** AVAILABLE DATA follows **

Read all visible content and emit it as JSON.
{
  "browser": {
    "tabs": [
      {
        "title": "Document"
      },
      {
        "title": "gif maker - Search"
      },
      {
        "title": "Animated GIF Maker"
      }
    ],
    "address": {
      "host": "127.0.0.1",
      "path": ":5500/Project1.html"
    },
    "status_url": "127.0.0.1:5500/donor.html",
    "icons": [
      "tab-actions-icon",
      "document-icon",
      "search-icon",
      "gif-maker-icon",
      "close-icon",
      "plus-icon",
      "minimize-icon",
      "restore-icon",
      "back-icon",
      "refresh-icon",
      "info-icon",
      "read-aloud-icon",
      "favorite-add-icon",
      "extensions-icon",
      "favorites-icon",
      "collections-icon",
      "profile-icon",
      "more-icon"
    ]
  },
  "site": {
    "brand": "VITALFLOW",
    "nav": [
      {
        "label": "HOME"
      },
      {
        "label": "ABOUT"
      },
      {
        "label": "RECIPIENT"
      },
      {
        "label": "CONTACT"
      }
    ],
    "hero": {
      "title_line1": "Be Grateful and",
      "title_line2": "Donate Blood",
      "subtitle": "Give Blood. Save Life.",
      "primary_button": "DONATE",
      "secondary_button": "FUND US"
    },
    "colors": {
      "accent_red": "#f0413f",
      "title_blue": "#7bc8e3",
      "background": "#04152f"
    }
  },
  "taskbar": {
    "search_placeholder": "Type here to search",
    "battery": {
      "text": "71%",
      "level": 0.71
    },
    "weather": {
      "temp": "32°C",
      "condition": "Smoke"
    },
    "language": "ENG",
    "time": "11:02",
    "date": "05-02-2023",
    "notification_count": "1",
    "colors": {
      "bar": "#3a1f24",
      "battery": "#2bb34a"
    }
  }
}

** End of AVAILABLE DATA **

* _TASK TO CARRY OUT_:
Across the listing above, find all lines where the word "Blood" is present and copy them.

* _EXERCISE RESULT_:
      "title_line2": "Donate Blood",
      "subtitle": "Give Blood. Save Life.",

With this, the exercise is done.